CHICAGO -- Gov. Rod R. Blagojevich continued on Thursday to promote an innovative proposal to spark economic activity and create jobs in Illinois, one day after unveiling the plan to lawmakers during his first State of the State speech.
Speaking at the University of Illinois at Chicago (UIC)-- one of a half-dozen sites where Blagojevich plans to quickly establish new Entrepreneurship Centers-- the governor discussed further his plans to provide training, tools and resources to Illinois entrepreneurs.
In addition to UIC, the first round of Entrepreneurship Centers will be located at five other locations, including UIC as well as Rock Valley College in Rockford, the University of Illinois at Urbana-Champaign, Western Illinois University in Macomb and at Southern Illinois University campuses in Carbondale and Edwardsville.
The first of the centers could be operational in two months, he said, and twenty centers could be in place within two years.
“There are countless entrepreneurs across the state with good ideas who just need a chance to show what they can do,” he said, explaining the purpose of the centers.
The governor’s plan to develop the Entrepreneurship Centers is a key element of his “Illinois Opportunity Fund,” the mechanism that Blagojevich envisions to attract private investment and venture capital to the state.
The centers would have the flexibility to draw on public and private sector resources, in addition to expertise available through universities and colleges, to help entrepreneurs obtain:
- recruiting services to locate operational management talent;
- legal resources including patent, trade and other intellectual property expertise;
- expert accounting and financial services; and
- access to equity investors and other sources of investment capital including participating venture capital funds in the Illinois Opportunity Fund.

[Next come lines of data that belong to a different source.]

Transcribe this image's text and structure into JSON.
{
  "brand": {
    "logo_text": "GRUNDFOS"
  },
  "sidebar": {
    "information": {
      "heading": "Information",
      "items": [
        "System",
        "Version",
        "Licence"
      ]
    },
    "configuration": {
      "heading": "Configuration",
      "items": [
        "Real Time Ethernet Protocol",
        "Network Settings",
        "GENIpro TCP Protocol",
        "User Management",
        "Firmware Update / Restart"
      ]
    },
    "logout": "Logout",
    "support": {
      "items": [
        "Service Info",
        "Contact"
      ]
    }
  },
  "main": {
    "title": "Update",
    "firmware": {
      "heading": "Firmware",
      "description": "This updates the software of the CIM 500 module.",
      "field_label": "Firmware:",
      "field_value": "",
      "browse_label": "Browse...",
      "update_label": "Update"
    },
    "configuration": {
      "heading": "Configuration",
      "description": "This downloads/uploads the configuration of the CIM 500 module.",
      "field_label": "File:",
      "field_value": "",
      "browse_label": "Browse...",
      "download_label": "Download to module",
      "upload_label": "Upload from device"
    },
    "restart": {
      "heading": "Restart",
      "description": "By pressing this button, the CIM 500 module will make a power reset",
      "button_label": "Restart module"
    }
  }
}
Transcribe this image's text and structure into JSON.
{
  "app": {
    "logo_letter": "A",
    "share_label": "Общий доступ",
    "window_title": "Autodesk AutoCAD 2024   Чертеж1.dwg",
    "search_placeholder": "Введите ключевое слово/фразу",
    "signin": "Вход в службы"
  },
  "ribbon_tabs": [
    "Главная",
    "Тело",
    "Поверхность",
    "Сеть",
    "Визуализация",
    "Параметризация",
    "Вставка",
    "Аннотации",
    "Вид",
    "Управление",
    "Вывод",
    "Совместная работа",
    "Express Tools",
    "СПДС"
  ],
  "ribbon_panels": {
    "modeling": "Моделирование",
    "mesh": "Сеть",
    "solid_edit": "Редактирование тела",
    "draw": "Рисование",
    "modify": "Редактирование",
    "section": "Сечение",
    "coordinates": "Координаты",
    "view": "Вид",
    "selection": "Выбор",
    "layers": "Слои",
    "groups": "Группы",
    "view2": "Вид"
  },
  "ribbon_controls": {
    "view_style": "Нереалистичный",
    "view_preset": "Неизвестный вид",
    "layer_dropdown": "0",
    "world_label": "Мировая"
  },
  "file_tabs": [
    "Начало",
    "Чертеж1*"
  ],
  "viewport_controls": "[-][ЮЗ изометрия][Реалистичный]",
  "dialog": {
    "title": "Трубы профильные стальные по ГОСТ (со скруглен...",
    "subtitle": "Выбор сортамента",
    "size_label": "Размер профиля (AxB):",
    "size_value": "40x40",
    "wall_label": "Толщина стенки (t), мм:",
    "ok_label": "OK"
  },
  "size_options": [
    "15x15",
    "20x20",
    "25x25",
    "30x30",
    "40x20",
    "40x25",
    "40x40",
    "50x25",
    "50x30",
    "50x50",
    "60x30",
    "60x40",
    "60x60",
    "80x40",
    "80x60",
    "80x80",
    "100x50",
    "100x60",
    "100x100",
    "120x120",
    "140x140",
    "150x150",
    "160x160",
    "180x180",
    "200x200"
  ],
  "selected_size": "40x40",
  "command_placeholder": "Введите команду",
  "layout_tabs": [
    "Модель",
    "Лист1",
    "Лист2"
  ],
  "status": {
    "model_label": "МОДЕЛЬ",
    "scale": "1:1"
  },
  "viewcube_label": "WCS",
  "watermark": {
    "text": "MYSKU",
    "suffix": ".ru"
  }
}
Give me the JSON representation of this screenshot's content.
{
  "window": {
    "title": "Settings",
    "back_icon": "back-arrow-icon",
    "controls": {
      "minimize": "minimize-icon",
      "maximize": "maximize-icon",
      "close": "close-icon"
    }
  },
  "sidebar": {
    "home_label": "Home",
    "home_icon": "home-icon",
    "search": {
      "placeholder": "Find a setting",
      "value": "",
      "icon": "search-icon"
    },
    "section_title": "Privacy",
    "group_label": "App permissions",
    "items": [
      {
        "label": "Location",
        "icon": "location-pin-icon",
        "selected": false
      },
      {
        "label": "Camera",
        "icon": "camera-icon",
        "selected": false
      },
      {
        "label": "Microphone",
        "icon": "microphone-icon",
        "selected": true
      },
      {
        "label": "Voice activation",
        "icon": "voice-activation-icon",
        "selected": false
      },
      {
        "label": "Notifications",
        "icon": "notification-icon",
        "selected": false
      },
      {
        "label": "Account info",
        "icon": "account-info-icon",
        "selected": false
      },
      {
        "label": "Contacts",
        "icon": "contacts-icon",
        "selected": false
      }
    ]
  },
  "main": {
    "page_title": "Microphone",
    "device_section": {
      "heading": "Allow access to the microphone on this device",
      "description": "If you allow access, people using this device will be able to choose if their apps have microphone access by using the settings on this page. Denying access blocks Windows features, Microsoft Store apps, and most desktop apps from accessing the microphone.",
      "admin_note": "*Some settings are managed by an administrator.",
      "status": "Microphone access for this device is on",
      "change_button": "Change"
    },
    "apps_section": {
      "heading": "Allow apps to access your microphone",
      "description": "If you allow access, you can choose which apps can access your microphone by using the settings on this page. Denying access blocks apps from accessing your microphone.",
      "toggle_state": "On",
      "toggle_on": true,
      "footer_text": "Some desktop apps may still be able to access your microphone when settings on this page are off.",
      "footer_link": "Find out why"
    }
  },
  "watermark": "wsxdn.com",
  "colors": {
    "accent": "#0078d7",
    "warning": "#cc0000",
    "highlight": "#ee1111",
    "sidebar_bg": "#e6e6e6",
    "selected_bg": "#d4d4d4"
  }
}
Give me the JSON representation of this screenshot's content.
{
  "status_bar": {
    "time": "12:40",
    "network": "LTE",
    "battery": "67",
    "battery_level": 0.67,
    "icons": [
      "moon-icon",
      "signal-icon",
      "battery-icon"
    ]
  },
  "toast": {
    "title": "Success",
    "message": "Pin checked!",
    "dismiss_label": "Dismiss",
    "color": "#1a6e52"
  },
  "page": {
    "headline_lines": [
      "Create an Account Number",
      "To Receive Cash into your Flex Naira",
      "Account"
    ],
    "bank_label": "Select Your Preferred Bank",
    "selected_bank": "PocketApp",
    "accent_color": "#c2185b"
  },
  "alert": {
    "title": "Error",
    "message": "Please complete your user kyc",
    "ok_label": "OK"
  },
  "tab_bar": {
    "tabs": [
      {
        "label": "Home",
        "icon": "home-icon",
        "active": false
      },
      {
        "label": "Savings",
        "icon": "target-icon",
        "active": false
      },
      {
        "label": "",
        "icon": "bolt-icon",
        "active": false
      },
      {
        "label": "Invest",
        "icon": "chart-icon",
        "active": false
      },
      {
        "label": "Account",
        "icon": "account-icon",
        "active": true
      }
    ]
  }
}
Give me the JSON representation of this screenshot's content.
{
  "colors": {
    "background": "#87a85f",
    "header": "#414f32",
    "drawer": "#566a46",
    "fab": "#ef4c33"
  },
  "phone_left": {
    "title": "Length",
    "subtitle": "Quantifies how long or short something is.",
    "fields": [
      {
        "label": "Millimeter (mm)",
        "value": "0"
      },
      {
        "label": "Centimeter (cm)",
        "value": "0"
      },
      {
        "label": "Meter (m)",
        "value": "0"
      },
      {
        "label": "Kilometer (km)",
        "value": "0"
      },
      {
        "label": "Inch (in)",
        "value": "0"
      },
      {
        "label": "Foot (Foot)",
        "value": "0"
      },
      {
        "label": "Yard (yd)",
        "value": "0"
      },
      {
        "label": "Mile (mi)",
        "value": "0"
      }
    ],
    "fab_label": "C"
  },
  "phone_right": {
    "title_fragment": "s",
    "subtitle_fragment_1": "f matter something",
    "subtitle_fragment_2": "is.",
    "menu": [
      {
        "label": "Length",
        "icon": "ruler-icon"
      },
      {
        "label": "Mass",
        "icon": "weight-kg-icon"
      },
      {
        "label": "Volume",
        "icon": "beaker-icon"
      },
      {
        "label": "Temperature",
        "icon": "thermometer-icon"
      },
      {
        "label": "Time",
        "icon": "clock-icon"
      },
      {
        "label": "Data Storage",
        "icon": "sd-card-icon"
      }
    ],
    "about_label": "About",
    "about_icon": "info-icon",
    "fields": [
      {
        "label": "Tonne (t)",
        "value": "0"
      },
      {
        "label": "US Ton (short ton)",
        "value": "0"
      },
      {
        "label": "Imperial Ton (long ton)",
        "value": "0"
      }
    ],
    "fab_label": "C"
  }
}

People looking to expand or create businesses would also be eligible to benefit from 400 business planning and development assistance grants worth $5,000 each.
The Illinois Opportunity Fund would be a “fund of funds” that would raise almost $200 million from private sector investors. The funds will be managed by private sector experts and will invest in a diverse cross section of existing venture capital funds that commit to investing in Illinois based companies.
Illinois has largely lacked access to such investments—and such funding is especially rare in downstate communities. In 2002, Illinois received less than 1 percent of all venture investment in the United States, with less than 1 percent of that meager amount invested outside of the Chicago metropolitan area.
The governor said that the Illinois Opportunity Fund “will help jumpstart industries and focus on new technologies that have the potential to not only put people back to work, but to create the sort of jobs that will attract young people to our state.”
The Illinois Opportunity Fund is based on a successful model piloted in Oklahoma, and subsequently implemented in several states, including Iowa and Arkansas.
The state’s Department of Commerce and Economic Opportunity (DCEO) would be assigned to develop the program and the centers. Jack Lavin, who has been selected by the governor to head the department, joined Blagojevich at the event on Thursday.
During his State of the State address, Blagojevich pledged that the Illinois Opportunity Fund can help to ensure that “there will be no more missed business opportunities,” citing the fact that although the Web browser was developed at the University of Illinois in the early 1990s, other states benefited more from the economic activity associated with the Internet.
He referred to nanotechnology-- the manipulation of matter at the atomic level—as an area in which Illinois is currently a national leader, and a field that he said he would target for expansion.
The establishment of the Entrepreneurship Centers at UIC and other sites could build upon the successes already posted by the University of Illinois in serving as a valuable engine for research and development needed for high-tech businesses. More than 35 such businesses are currently under development through the University’s new start-up services entity, called “IllinoisVENTURES.”
Through the university’s current program, financing and consulting are being provided to companies that market—among other items-- biohazard and chemical weapon detection equipment; revolutionary power sources for consumer products; and groundbreaking drugs for the treatment of cancer, stroke and Alzheimer’s disease.
The university also helped bring about more than 430 new disclosures and 260 patent filings in fiscal years 2001 and 2002.
Scheduled to join Blagojevich and Lavin on Thursday morning were University of Illinois president James Stukel; UIC Chancellor Sylvia Manning; Lawrence Eppley, chairman of the university’s board of trustees; and Gary Conkright, CEO, SmartSignal.